Work item:
Pull each line holding the word "typeB" from the data.
(Study material Opens)
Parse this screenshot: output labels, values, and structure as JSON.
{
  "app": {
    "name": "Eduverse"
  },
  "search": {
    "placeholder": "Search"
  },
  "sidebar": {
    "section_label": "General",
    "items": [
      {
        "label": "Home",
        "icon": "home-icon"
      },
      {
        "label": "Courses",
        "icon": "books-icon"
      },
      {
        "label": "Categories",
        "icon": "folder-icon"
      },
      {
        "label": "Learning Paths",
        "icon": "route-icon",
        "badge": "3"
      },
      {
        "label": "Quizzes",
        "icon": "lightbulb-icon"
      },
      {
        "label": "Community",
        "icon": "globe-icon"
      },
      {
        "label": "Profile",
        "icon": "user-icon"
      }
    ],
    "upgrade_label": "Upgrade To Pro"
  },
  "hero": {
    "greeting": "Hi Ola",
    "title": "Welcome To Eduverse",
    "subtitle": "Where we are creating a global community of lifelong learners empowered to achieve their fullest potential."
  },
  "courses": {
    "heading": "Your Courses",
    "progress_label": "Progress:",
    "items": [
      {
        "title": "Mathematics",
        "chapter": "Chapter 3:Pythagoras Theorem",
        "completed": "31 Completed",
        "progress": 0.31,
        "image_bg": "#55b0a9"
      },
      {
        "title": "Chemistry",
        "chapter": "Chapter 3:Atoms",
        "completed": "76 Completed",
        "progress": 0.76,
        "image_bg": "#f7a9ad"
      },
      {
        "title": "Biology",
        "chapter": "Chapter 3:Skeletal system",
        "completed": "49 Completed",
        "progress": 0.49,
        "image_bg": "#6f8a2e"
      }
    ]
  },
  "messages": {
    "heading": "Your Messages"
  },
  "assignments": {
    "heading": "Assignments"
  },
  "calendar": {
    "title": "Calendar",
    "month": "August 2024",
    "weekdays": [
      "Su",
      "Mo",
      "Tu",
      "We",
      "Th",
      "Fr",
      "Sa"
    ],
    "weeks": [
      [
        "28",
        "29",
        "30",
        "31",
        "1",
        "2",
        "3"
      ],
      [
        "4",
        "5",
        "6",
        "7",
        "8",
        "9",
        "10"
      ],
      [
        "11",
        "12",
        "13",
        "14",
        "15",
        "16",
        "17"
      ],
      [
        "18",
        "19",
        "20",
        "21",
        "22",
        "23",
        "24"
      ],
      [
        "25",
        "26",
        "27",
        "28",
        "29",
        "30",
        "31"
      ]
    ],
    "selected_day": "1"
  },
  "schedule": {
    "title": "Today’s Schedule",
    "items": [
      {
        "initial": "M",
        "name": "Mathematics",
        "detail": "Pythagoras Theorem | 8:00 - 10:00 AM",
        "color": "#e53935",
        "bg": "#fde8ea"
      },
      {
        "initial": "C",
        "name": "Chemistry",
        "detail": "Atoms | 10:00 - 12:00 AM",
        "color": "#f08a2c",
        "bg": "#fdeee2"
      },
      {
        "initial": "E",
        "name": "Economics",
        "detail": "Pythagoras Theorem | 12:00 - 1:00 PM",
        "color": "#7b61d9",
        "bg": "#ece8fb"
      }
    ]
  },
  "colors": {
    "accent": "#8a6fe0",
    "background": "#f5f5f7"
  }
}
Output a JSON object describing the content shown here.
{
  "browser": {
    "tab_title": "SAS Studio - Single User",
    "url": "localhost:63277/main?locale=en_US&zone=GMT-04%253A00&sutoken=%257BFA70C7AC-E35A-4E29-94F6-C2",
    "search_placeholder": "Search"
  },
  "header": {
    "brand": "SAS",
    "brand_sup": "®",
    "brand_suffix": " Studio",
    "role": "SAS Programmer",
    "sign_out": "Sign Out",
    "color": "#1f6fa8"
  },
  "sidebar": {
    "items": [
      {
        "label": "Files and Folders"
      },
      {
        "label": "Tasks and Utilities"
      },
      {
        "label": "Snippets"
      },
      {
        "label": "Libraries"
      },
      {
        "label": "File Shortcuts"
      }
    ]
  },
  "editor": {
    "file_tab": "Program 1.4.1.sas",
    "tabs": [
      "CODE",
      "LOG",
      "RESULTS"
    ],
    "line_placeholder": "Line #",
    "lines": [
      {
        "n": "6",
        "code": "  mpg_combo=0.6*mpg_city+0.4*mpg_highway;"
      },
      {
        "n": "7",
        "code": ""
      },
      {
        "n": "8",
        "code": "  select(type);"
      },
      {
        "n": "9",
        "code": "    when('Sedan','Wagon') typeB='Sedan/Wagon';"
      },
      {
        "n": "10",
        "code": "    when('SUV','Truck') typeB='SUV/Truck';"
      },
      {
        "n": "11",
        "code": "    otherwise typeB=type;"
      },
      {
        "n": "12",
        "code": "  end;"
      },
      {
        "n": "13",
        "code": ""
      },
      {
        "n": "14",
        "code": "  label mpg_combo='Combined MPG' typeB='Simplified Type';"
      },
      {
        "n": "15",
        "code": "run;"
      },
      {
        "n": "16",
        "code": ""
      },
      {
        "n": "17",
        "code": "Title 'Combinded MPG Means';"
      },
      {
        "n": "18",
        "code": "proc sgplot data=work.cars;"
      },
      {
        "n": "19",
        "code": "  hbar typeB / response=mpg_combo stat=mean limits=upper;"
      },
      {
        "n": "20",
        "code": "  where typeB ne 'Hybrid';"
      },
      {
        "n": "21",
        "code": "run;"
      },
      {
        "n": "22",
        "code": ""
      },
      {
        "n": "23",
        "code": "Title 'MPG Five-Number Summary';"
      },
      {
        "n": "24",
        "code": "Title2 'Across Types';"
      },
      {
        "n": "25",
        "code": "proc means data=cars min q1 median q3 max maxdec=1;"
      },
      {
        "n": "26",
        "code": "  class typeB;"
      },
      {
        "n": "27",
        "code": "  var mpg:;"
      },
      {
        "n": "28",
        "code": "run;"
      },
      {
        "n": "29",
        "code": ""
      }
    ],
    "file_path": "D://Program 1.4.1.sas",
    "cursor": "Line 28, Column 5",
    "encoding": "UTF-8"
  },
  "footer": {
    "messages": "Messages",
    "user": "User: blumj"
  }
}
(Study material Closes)
Answer:
        "code": "    when('Sedan','Wagon') typeB='Sedan/Wagon';"
        "code": "    when('SUV','Truck') typeB='SUV/Truck';"
        "code": "    otherwise typeB=type;"
        "code": "  label mpg_combo='Combined MPG' typeB='Simplified Type';"
        "code": "  hbar typeB / response=mpg_combo stat=mean limits=upper;"
        "code": "  where typeB ne 'Hybrid';"
        "code": "  class typeB;"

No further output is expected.